What are the Different Types of Variables in Java?

In Java, there are three main types of variables:

  • Local Variables: Declared inside a method, constructor, or block, and are accessible only within it.
  • Instance Variables: Declared in a class, but outside a method. Each object of the class has its own copy of the instance variable.
  • Static (or Class) Variables: Declared as static, which means they are associated with the class, not individual objects. All instances of the class share the same static variable.

How Do You Declare a Variable in Java?

A variable in Java is declared by first specifying its data type, followed by the variable name. 

Can a Variable in Java Change Its Type After Declaration?

No, once a variable in Java is declared with a certain data type, it cannot change its type. Java is a statically-typed language, which means that all variables must be declared with a data type, and this type cannot be altered during runtime.

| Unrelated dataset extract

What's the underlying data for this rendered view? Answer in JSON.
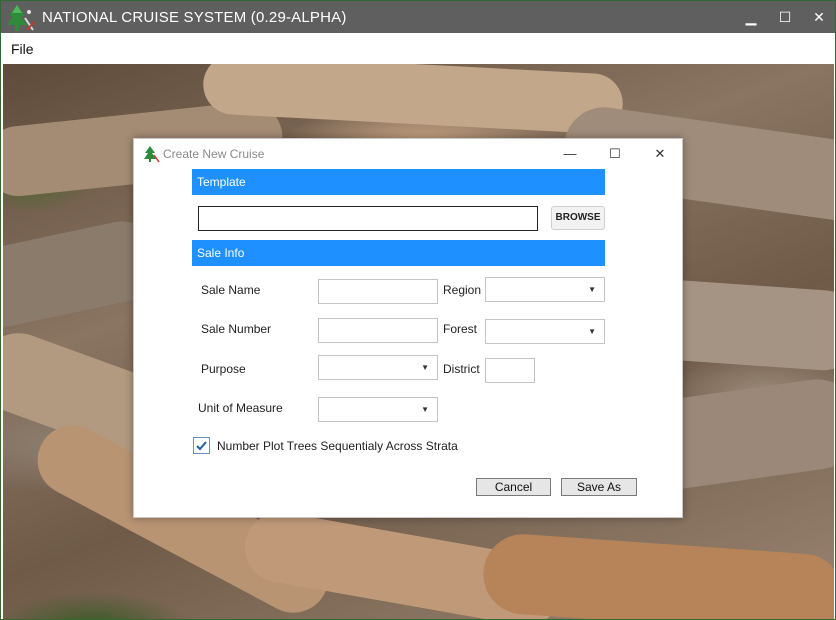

What is the Difference Between Primitive and Reference Variables in Java?

In Java, primitive variables store primitive data types (like int, char, double, etc.), which hold the actual value. Reference variables, on the other hand, store references to objects. For primitive types, the value is stored directly in the memory location associated with the variable. For reference types, the variable holds the address (or reference) to the location where the object is stored in memory.

About the Author
author-image
Esha Gupta
Associate Senior Executive

Hello, world! I'm Esha Gupta, your go-to Technical Content Developer focusing on Java, Data Structures and Algorithms, and Front End Development. Alongside these specialities, I have a zest for immersing myself in v... Read Full Bio